Study: Physicians Say iPad Not Ready for Patient Care

Feb. 1, 2012
Spyglass Consulting Group, a market consulting and intelligence firm from Menlo Park, Calif., released a study which states 80 percent of physicians believe Apple iPad has a promising future in healthcare but they are skeptical that it is ready to transform patient care delivery today. The study, Point of Care Computing for Physicians 2012, shows trends how U.S.-based physicians are using mobile solutions at point of care to streamline productivity, enhance patient safety, and reduce the risk of medical errors.

Spyglass Consulting Group, a market consulting and intelligence firm from Menlo Park, Calif., released a study which states 80 percent of physicians believe Apple iPad has a promising future in healthcare but they are skeptical that it is ready to transform patient care delivery today. The study, Point of Care Computing for Physicians 2012, shows trends how U.S.-based physicians are using mobile solutions at point of care to streamline productivity, enhance patient safety, and reduce the risk of medical errors.

According to Spyglass, 98 percent of physicians interviewed have embraced mobile computing devices to support their personal and professional workflows. Mobile device adoption, the report states, is being driven by technology innovation including easy-to-use, low-cost, lightweight mobile devices, widespread cellular broadband availability (3G/4G), and cloud-based ecosystem to support Internet-connected applications, and the emergence of location-based services.

Yet despite this, the study found 75percent of physicians interviewed reported that hospital IT was resistant to supporting personal mobile devices on the corporate network. Hospital IT, the report states, believes personal devices are insecure, less reliable, and more expensive to deploy, support and maintain than desktop computers.

In the report, 83percent of physicians interviewed were using desktop computers as their primary device for accessing corporate assets and patient data whether they were at the hospital, in their office, or at home. Physicians were found to be using mobile devices to access clinical information when they were outside of their normal working environment.
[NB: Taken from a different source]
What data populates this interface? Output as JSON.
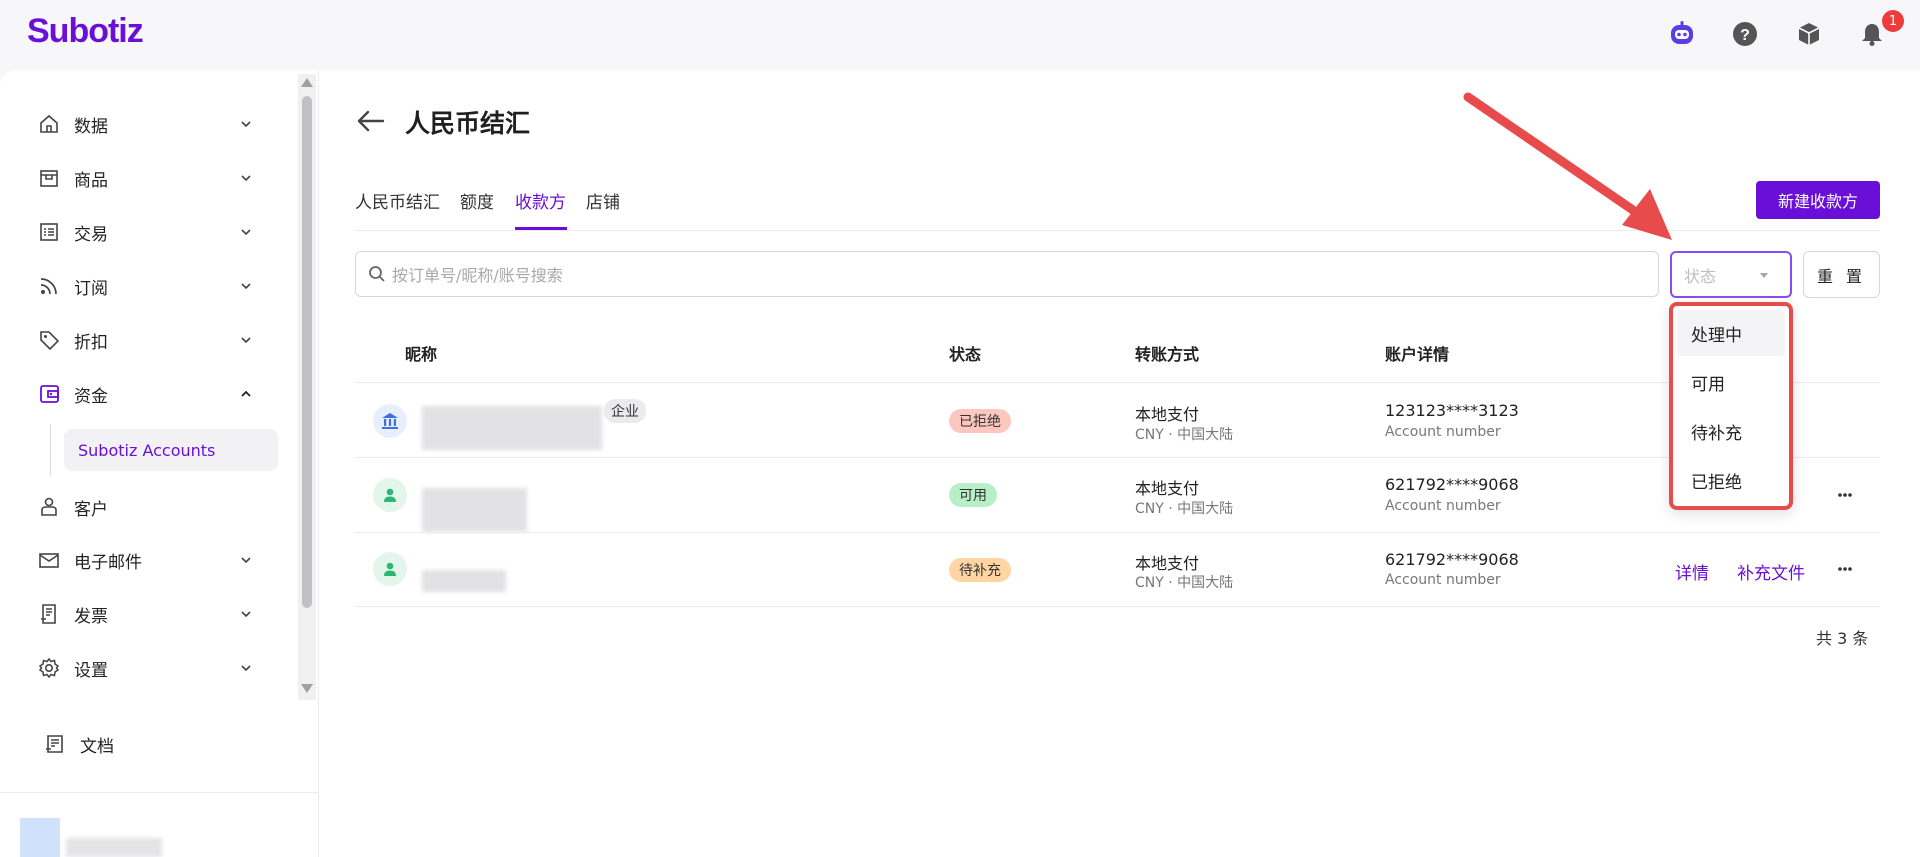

Sponsored Recommendations

Data: The Bedrock of Digital Engagement

Join us on March 21st to discover how data serves as the cornerstone of digital engagement in healthcare. Learn from Frederick Health's transformative journey and gain practical...

Northeast Georgia Health System: Scaling Digital Transformation in a Competitive Market

Find out how Northeast Georgia Health System (NGHS) enabled digital access to achieve new patient acquisition goals in Georgia's highly competitive healthcare market.

2023 Care Access Benchmark Report for Healthcare Organizations

To manage growing consumer expectations and shrinking staff resources, forward-thinking healthcare organizations have adopted digital strategies, but recent research shows that...

Increase ROI Through AI: Unlocking Scarce Capacity & Staffing

Unlock the potential of AI to optimize capacity and staffing in healthcare. Join us on February 27th to discover how innovative AI-driven solutions can revolutionize operations...